Facebook may connect you with the world, but the more you use it the less happy you'll be, according to a new study.

After monitoring 82 Facebook users over two weeks, researchers at the University of Michigan found that the more a person uses the social network, the more his or her well-being declined in both the short term and in overall life satisfaction.

"On the surface, Facebook provides an invaluable resource for fulfilling such needs by allowing people to instantly connect," said psychologist Ethan Kross, the lead author of the study.

"Rather than enhancing well-being, however, these findings suggest that Facebook may undermine it," Kross said.

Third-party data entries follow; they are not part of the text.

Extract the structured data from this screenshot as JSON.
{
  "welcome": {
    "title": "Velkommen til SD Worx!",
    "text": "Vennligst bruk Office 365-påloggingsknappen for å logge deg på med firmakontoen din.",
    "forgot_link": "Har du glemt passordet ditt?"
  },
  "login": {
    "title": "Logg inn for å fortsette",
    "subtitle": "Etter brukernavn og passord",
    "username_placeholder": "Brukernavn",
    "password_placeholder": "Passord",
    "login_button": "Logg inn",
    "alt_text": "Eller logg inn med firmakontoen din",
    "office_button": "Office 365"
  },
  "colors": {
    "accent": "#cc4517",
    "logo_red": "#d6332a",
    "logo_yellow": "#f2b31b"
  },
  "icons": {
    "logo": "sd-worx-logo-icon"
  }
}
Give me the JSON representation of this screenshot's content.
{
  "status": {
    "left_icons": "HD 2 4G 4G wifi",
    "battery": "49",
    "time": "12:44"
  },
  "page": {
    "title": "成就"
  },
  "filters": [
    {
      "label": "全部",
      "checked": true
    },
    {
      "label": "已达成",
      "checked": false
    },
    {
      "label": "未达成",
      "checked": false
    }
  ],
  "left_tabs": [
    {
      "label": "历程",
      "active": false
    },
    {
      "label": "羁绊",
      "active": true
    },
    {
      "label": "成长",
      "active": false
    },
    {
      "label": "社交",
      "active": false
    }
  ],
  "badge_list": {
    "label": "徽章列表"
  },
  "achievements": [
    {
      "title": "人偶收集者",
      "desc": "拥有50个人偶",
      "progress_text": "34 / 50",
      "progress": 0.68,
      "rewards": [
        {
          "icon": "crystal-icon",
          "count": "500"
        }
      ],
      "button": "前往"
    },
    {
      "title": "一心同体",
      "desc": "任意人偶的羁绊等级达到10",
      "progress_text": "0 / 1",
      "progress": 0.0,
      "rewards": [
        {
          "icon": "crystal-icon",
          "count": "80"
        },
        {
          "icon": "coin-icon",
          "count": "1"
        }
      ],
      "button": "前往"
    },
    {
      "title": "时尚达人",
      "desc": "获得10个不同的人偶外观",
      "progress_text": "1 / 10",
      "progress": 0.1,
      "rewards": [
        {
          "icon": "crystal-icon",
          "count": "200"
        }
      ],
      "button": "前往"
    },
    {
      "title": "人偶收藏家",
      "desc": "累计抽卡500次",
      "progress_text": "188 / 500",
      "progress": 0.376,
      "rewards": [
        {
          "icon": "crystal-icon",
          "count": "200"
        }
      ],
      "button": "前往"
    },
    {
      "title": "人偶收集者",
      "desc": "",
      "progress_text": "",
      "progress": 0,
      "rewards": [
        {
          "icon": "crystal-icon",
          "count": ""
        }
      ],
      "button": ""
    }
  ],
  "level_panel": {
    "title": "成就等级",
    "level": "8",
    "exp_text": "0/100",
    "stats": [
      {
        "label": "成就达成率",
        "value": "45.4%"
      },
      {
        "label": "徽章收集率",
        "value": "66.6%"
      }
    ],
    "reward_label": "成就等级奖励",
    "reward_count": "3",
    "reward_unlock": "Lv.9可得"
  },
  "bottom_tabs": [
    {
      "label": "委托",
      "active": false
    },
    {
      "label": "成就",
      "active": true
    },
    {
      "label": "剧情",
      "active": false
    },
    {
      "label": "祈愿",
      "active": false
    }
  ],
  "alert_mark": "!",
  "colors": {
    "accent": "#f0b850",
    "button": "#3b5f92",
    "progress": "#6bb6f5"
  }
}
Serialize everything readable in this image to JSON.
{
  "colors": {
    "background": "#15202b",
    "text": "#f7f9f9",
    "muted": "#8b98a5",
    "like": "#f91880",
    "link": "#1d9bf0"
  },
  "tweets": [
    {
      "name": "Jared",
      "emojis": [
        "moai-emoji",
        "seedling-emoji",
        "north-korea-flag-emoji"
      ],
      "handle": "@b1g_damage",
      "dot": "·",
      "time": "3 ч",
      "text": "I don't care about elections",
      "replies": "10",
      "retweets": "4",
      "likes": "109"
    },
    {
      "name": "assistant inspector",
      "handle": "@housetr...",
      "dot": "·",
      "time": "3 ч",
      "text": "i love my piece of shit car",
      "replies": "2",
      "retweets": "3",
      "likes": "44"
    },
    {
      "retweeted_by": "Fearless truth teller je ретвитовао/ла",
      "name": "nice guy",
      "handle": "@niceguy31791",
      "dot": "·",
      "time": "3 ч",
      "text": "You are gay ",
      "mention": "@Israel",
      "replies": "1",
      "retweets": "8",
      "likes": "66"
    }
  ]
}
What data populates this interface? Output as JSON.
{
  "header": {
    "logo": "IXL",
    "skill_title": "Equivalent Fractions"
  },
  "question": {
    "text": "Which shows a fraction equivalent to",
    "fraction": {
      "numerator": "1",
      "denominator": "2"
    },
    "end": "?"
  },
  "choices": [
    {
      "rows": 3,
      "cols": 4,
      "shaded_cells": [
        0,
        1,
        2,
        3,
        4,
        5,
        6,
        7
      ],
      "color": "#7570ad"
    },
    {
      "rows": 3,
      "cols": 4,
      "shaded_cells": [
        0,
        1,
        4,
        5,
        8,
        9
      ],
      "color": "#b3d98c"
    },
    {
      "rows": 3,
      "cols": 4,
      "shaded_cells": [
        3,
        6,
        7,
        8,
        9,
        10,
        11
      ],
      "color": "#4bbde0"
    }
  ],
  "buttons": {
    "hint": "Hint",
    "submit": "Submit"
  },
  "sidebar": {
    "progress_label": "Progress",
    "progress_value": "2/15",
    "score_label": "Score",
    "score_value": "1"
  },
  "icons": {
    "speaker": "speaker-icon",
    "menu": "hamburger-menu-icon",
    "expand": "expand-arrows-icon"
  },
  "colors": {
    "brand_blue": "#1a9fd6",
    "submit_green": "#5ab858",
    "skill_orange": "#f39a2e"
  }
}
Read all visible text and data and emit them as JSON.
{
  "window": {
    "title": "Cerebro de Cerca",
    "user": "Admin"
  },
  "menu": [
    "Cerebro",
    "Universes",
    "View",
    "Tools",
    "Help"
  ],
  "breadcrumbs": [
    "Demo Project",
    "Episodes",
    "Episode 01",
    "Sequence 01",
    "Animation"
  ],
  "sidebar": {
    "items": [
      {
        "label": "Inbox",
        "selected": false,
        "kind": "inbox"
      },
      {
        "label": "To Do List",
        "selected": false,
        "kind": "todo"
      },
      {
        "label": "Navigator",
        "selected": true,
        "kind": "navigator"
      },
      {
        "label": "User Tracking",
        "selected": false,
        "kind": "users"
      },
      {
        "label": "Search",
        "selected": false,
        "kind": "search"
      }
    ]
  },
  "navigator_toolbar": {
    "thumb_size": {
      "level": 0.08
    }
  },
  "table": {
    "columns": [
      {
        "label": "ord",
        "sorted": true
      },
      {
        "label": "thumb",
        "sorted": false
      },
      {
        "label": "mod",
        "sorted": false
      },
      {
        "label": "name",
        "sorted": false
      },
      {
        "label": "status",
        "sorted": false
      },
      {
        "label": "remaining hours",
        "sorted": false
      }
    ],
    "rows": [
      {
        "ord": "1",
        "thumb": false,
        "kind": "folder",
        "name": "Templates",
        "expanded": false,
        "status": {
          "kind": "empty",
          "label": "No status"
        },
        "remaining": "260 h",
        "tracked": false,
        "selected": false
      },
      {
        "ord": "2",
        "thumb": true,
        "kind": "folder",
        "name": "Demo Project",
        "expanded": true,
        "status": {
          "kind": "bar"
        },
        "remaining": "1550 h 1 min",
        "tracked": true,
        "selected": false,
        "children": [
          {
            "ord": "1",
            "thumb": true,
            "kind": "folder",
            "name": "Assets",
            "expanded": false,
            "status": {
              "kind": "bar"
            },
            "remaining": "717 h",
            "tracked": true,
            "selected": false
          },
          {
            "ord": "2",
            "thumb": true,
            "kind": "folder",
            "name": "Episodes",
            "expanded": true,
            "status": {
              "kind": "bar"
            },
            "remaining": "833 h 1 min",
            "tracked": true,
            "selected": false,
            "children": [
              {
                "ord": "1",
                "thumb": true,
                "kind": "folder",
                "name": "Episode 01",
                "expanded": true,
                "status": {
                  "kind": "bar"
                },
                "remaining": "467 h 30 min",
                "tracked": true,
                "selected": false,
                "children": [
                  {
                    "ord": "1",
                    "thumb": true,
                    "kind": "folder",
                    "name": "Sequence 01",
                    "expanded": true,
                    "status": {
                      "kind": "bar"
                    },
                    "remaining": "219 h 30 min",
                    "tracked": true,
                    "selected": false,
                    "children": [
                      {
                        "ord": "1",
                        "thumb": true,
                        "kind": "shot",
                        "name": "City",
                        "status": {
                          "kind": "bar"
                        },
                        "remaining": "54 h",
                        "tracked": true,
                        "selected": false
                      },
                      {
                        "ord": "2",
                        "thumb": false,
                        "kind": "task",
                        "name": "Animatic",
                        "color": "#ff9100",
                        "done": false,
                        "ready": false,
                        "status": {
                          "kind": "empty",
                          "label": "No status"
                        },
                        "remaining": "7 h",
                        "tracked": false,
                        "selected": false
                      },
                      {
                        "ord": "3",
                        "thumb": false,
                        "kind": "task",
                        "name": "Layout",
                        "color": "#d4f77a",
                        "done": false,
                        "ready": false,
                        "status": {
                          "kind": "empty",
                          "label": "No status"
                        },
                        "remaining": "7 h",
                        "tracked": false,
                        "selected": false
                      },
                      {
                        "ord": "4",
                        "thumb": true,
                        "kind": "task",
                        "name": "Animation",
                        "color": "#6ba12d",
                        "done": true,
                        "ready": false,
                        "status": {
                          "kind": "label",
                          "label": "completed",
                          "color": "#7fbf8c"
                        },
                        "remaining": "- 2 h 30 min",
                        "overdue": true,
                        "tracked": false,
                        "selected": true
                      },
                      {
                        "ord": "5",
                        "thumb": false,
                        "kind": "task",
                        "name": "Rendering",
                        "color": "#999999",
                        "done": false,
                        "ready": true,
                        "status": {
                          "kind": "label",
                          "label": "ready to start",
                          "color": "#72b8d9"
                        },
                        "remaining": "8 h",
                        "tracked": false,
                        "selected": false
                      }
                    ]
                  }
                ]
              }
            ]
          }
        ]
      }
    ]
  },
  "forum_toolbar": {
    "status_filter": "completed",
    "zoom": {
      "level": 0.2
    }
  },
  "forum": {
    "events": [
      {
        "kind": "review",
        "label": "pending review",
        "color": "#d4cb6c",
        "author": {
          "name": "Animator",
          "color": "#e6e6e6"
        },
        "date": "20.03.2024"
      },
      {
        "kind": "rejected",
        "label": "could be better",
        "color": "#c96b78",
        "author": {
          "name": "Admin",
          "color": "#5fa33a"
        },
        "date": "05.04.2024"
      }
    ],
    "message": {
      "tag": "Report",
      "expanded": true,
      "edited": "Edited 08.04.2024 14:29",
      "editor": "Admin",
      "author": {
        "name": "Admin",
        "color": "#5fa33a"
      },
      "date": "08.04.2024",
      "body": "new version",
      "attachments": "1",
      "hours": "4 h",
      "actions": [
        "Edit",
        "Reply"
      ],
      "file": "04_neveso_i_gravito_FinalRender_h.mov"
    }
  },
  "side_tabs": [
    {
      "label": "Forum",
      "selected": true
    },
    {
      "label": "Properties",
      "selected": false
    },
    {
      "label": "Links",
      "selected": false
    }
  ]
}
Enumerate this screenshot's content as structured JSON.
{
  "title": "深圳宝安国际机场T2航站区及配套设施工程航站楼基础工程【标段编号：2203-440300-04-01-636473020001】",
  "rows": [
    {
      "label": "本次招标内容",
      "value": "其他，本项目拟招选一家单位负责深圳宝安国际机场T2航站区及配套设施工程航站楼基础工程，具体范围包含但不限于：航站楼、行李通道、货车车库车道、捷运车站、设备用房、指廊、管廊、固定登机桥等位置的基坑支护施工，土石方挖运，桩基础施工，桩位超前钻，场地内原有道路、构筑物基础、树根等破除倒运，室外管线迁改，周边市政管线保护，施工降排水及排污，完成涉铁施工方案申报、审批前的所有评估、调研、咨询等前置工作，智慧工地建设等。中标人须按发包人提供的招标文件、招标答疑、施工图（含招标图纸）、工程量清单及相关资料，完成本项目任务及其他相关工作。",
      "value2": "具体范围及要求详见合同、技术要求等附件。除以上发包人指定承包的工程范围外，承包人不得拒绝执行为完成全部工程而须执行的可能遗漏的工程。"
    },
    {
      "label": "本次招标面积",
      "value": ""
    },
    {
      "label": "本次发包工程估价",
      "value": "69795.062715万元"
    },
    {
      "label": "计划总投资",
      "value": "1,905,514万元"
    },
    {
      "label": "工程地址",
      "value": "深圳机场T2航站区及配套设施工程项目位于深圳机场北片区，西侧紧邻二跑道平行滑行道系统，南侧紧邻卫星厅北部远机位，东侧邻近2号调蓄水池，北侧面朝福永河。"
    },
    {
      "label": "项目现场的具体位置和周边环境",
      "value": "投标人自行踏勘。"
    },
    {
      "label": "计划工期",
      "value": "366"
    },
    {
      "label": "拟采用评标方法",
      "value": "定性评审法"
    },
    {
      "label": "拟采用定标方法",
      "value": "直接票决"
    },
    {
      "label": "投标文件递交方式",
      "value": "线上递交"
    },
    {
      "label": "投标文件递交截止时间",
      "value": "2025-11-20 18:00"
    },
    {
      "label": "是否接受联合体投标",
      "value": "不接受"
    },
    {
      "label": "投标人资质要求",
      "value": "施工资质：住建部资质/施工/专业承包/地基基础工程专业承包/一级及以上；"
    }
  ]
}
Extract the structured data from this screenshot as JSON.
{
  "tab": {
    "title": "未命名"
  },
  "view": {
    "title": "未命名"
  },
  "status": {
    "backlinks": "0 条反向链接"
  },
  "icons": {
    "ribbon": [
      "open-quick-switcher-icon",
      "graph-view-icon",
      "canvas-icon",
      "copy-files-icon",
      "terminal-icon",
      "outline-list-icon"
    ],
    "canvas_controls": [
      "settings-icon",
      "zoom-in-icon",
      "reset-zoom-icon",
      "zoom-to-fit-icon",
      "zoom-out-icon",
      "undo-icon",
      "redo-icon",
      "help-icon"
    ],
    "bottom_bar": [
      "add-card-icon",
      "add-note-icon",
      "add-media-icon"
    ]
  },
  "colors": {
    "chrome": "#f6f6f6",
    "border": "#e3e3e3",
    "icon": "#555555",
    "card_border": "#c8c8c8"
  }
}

The study found that real-world interactions with people made the subjects feel better over time, which led the researchers to infer that social interaction online "predicts impoverished well-being."

The study also seemed to prove the existence of the anecdotally pervasive phenomenon of "FOMO": Fear Of Missing Out. The more subjects saw their friends and family posting photos and connecting in the real world, the worse they felt.